**Provided material**

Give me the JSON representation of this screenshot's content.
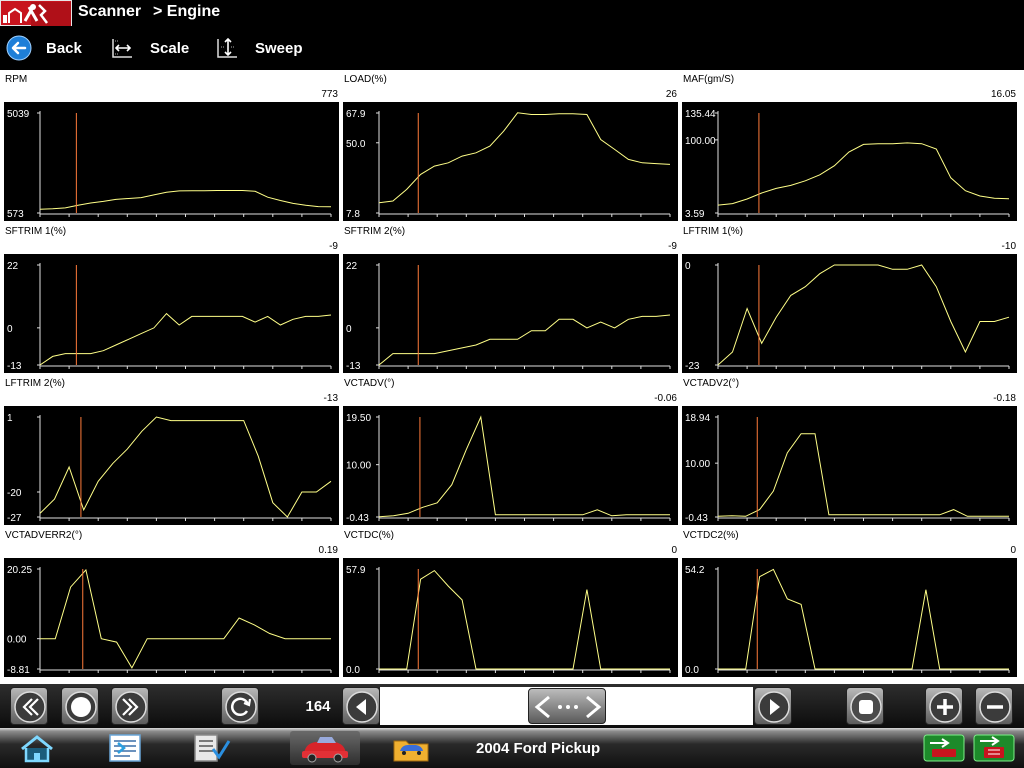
{
  "titlebar": {
    "title": "Scanner",
    "breadcrumb": "> Engine"
  },
  "toolbar": {
    "back_label": "Back",
    "scale_label": "Scale",
    "sweep_label": "Sweep"
  },
  "colors": {
    "trace": "#ffff88",
    "cursor": "#ff7b3a",
    "plot_bg": "#000000",
    "panel_bg": "#ffffff",
    "brand_red": "#c8141e"
  },
  "cursor_sample_index": 3,
  "graphs": [
    {
      "name": "RPM",
      "value": "773",
      "min": 573,
      "max": 5039,
      "tick_labels": [
        "5039",
        "573"
      ],
      "tick_values": [
        5039,
        573
      ],
      "values": [
        740,
        760,
        800,
        920,
        1020,
        1090,
        1180,
        1220,
        1260,
        1380,
        1500,
        1560,
        1570,
        1570,
        1580,
        1580,
        1580,
        1540,
        1280,
        1130,
        1000,
        920,
        860,
        850
      ]
    },
    {
      "name": "LOAD(%)",
      "value": "26",
      "min": 7.8,
      "max": 67.9,
      "tick_labels": [
        "67.9",
        "50.0",
        "7.8"
      ],
      "tick_values": [
        67.9,
        50.0,
        7.8
      ],
      "values": [
        14,
        15,
        22,
        31,
        36,
        38,
        42,
        44,
        48,
        57,
        68,
        67,
        67,
        67.5,
        67.5,
        67,
        52,
        46,
        40,
        38,
        37.5,
        37
      ]
    },
    {
      "name": "MAF(gm/S)",
      "value": "16.05",
      "min": 3.59,
      "max": 135.44,
      "tick_labels": [
        "135.44",
        "100.00",
        "3.59"
      ],
      "tick_values": [
        135.44,
        100.0,
        3.59
      ],
      "values": [
        14,
        16,
        22,
        30,
        36,
        40,
        46,
        54,
        66,
        84,
        94,
        95,
        95,
        96,
        95,
        88,
        50,
        33,
        26,
        23,
        22.5
      ]
    },
    {
      "name": "SFTRIM 1(%)",
      "value": "-9",
      "min": -13,
      "max": 22,
      "tick_labels": [
        "22",
        "0",
        "-13"
      ],
      "tick_values": [
        22,
        0,
        -13
      ],
      "values": [
        -13,
        -10,
        -9,
        -9,
        -9,
        -8,
        -6,
        -4,
        -2,
        0,
        5,
        1,
        4,
        4,
        4,
        4,
        4,
        2,
        4,
        1,
        3,
        4,
        4,
        4.5
      ]
    },
    {
      "name": "SFTRIM 2(%)",
      "value": "-9",
      "min": -13,
      "max": 22,
      "tick_labels": [
        "22",
        "0",
        "-13"
      ],
      "tick_values": [
        22,
        0,
        -13
      ],
      "values": [
        -13,
        -9,
        -9,
        -9,
        -9,
        -8,
        -7,
        -6,
        -4,
        -4,
        -4,
        -1,
        -1,
        3,
        3,
        0,
        2,
        0,
        3,
        4,
        4,
        4.5
      ]
    },
    {
      "name": "LFTRIM 1(%)",
      "value": "-10",
      "min": -23,
      "max": 0,
      "tick_labels": [
        "0",
        "-23"
      ],
      "tick_values": [
        0,
        -23
      ],
      "values": [
        -23,
        -20,
        -10,
        -18,
        -12,
        -7,
        -5,
        -2,
        0,
        0,
        0,
        0,
        -1,
        -1,
        0,
        -5,
        -13,
        -20,
        -13,
        -13,
        -12
      ]
    },
    {
      "name": "LFTRIM 2(%)",
      "value": "-13",
      "min": -27,
      "max": 1,
      "tick_labels": [
        "1",
        "-20",
        "-27"
      ],
      "tick_values": [
        1,
        -20,
        -27
      ],
      "values": [
        -26,
        -22,
        -13,
        -25,
        -17,
        -12,
        -8,
        -3,
        1,
        0,
        0,
        0,
        0,
        0,
        0,
        -10,
        -23,
        -27,
        -20,
        -20,
        -17
      ]
    },
    {
      "name": "VCTADV(°)",
      "value": "-0.06",
      "min": -0.43,
      "max": 19.5,
      "tick_labels": [
        "19.50",
        "10.00",
        "-0.43"
      ],
      "tick_values": [
        19.5,
        10.0,
        -0.43
      ],
      "values": [
        -0.4,
        -0.2,
        0.3,
        1.5,
        2.4,
        6,
        13,
        19.5,
        0,
        0,
        0,
        0,
        0,
        0,
        0,
        1,
        -0.2,
        0,
        0,
        0,
        0
      ]
    },
    {
      "name": "VCTADV2(°)",
      "value": "-0.18",
      "min": -0.43,
      "max": 18.94,
      "tick_labels": [
        "18.94",
        "10.00",
        "-0.43"
      ],
      "tick_values": [
        18.94,
        10.0,
        -0.43
      ],
      "values": [
        -0.3,
        -0.2,
        -0.3,
        1,
        4.6,
        12,
        15.7,
        15.7,
        0,
        0,
        0,
        0,
        0,
        0,
        0,
        0,
        0,
        1,
        -0.3,
        -0.3,
        -0.3,
        -0.3
      ]
    },
    {
      "name": "VCTADVERR2(°)",
      "value": "0.19",
      "min": -8.81,
      "max": 20.25,
      "tick_labels": [
        "20.25",
        "0.00",
        "-8.81"
      ],
      "tick_values": [
        20.25,
        0.0,
        -8.81
      ],
      "values": [
        0,
        0,
        15,
        20,
        0,
        -1,
        -8.5,
        0,
        0,
        0,
        0,
        0,
        0,
        6,
        4,
        1.5,
        0,
        0,
        0,
        0
      ]
    },
    {
      "name": "VCTDC(%)",
      "value": "0",
      "min": 0,
      "max": 57.9,
      "tick_labels": [
        "57.9",
        "0.0"
      ],
      "tick_values": [
        57.9,
        0.0
      ],
      "values": [
        0,
        0,
        0,
        52,
        57,
        48,
        40,
        0,
        0,
        0,
        0,
        0,
        0,
        0,
        0,
        46,
        0,
        0,
        0,
        0,
        0,
        0
      ]
    },
    {
      "name": "VCTDC2(%)",
      "value": "0",
      "min": 0,
      "max": 54.2,
      "tick_labels": [
        "54.2",
        "0.0"
      ],
      "tick_values": [
        54.2,
        0.0
      ],
      "values": [
        0,
        0,
        0,
        50,
        54,
        38,
        35,
        0,
        0,
        0,
        0,
        0,
        0,
        0,
        0,
        43,
        0,
        0,
        0,
        0,
        0,
        0
      ]
    }
  ],
  "controls": {
    "frame_count": "164"
  },
  "taskbar": {
    "vehicle": "2004 Ford Pickup"
  }
}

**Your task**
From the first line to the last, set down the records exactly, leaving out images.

**Result for this exercise**
Give me the JSON representation of this screenshot's content.
{
  "titlebar": {
    "title": "Scanner",
    "breadcrumb": "> Engine"
  },
  "toolbar": {
    "back_label": "Back",
    "scale_label": "Scale",
    "sweep_label": "Sweep"
  },
  "colors": {
    "trace": "#ffff88",
    "cursor": "#ff7b3a",
    "plot_bg": "#000000",
    "panel_bg": "#ffffff",
    "brand_red": "#c8141e"
  },
  "cursor_sample_index": 3,
  "graphs": [
    {
      "name": "RPM",
      "value": "773",
      "min": 573,
      "max": 5039,
      "tick_labels": [
        "5039",
        "573"
      ],
      "tick_values": [
        5039,
        573
      ],
      "values": [
        740,
        760,
        800,
        920,
        1020,
        1090,
        1180,
        1220,
        1260,
        1380,
        1500,
        1560,
        1570,
        1570,
        1580,
        1580,
        1580,
        1540,
        1280,
        1130,
        1000,
        920,
        860,
        850
      ]
    },
    {
      "name": "LOAD(%)",
      "value": "26",
      "min": 7.8,
      "max": 67.9,
      "tick_labels": [
        "67.9",
        "50.0",
        "7.8"
      ],
      "tick_values": [
        67.9,
        50.0,
        7.8
      ],
      "values": [
        14,
        15,
        22,
        31,
        36,
        38,
        42,
        44,
        48,
        57,
        68,
        67,
        67,
        67.5,
        67.5,
        67,
        52,
        46,
        40,
        38,
        37.5,
        37
      ]
    },
    {
      "name": "MAF(gm/S)",
      "value": "16.05",
      "min": 3.59,
      "max": 135.44,
      "tick_labels": [
        "135.44",
        "100.00",
        "3.59"
      ],
      "tick_values": [
        135.44,
        100.0,
        3.59
      ],
      "values": [
        14,
        16,
        22,
        30,
        36,
        40,
        46,
        54,
        66,
        84,
        94,
        95,
        95,
        96,
        95,
        88,
        50,
        33,
        26,
        23,
        22.5
      ]
    },
    {
      "name": "SFTRIM 1(%)",
      "value": "-9",
      "min": -13,
      "max": 22,
      "tick_labels": [
        "22",
        "0",
        "-13"
      ],
      "tick_values": [
        22,
        0,
        -13
      ],
      "values": [
        -13,
        -10,
        -9,
        -9,
        -9,
        -8,
        -6,
        -4,
        -2,
        0,
        5,
        1,
        4,
        4,
        4,
        4,
        4,
        2,
        4,
        1,
        3,
        4,
        4,
        4.5
      ]
    },
    {
      "name": "SFTRIM 2(%)",
      "value": "-9",
      "min": -13,
      "max": 22,
      "tick_labels": [
        "22",
        "0",
        "-13"
      ],
      "tick_values": [
        22,
        0,
        -13
      ],
      "values": [
        -13,
        -9,
        -9,
        -9,
        -9,
        -8,
        -7,
        -6,
        -4,
        -4,
        -4,
        -1,
        -1,
        3,
        3,
        0,
        2,
        0,
        3,
        4,
        4,
        4.5
      ]
    },
    {
      "name": "LFTRIM 1(%)",
      "value": "-10",
      "min": -23,
      "max": 0,
      "tick_labels": [
        "0",
        "-23"
      ],
      "tick_values": [
        0,
        -23
      ],
      "values": [
        -23,
        -20,
        -10,
        -18,
        -12,
        -7,
        -5,
        -2,
        0,
        0,
        0,
        0,
        -1,
        -1,
        0,
        -5,
        -13,
        -20,
        -13,
        -13,
        -12
      ]
    },
    {
      "name": "LFTRIM 2(%)",
      "value": "-13",
      "min": -27,
      "max": 1,
      "tick_labels": [
        "1",
        "-20",
        "-27"
      ],
      "tick_values": [
        1,
        -20,
        -27
      ],
      "values": [
        -26,
        -22,
        -13,
        -25,
        -17,
        -12,
        -8,
        -3,
        1,
        0,
        0,
        0,
        0,
        0,
        0,
        -10,
        -23,
        -27,
        -20,
        -20,
        -17
      ]
    },
    {
      "name": "VCTADV(°)",
      "value": "-0.06",
      "min": -0.43,
      "max": 19.5,
      "tick_labels": [
        "19.50",
        "10.00",
        "-0.43"
      ],
      "tick_values": [
        19.5,
        10.0,
        -0.43
      ],
      "values": [
        -0.4,
        -0.2,
        0.3,
        1.5,
        2.4,
        6,
        13,
        19.5,
        0,
        0,
        0,
        0,
        0,
        0,
        0,
        1,
        -0.2,
        0,
        0,
        0,
        0
      ]
    },
    {
      "name": "VCTADV2(°)",
      "value": "-0.18",
      "min": -0.43,
      "max": 18.94,
      "tick_labels": [
        "18.94",
        "10.00",
        "-0.43"
      ],
      "tick_values": [
        18.94,
        10.0,
        -0.43
      ],
      "values": [
        -0.3,
        -0.2,
        -0.3,
        1,
        4.6,
        12,
        15.7,
        15.7,
        0,
        0,
        0,
        0,
        0,
        0,
        0,
        0,
        0,
        1,
        -0.3,
        -0.3,
        -0.3,
        -0.3
      ]
    },
    {
      "name": "VCTADVERR2(°)",
      "value": "0.19",
      "min": -8.81,
      "max": 20.25,
      "tick_labels": [
        "20.25",
        "0.00",
        "-8.81"
      ],
      "tick_values": [
        20.25,
        0.0,
        -8.81
      ],
      "values": [
        0,
        0,
        15,
        20,
        0,
        -1,
        -8.5,
        0,
        0,
        0,
        0,
        0,
        0,
        6,
        4,
        1.5,
        0,
        0,
        0,
        0
      ]
    },
    {
      "name": "VCTDC(%)",
      "value": "0",
      "min": 0,
      "max": 57.9,
      "tick_labels": [
        "57.9",
        "0.0"
      ],
      "tick_values": [
        57.9,
        0.0
      ],
      "values": [
        0,
        0,
        0,
        52,
        57,
        48,
        40,
        0,
        0,
        0,
        0,
        0,
        0,
        0,
        0,
        46,
        0,
        0,
        0,
        0,
        0,
        0
      ]
    },
    {
      "name": "VCTDC2(%)",
      "value": "0",
      "min": 0,
      "max": 54.2,
      "tick_labels": [
        "54.2",
        "0.0"
      ],
      "tick_values": [
        54.2,
        0.0
      ],
      "values": [
        0,
        0,
        0,
        50,
        54,
        38,
        35,
        0,
        0,
        0,
        0,
        0,
        0,
        0,
        0,
        43,
        0,
        0,
        0,
        0,
        0,
        0
      ]
    }
  ],
  "controls": {
    "frame_count": "164"
  },
  "taskbar": {
    "vehicle": "2004 Ford Pickup"
  }
}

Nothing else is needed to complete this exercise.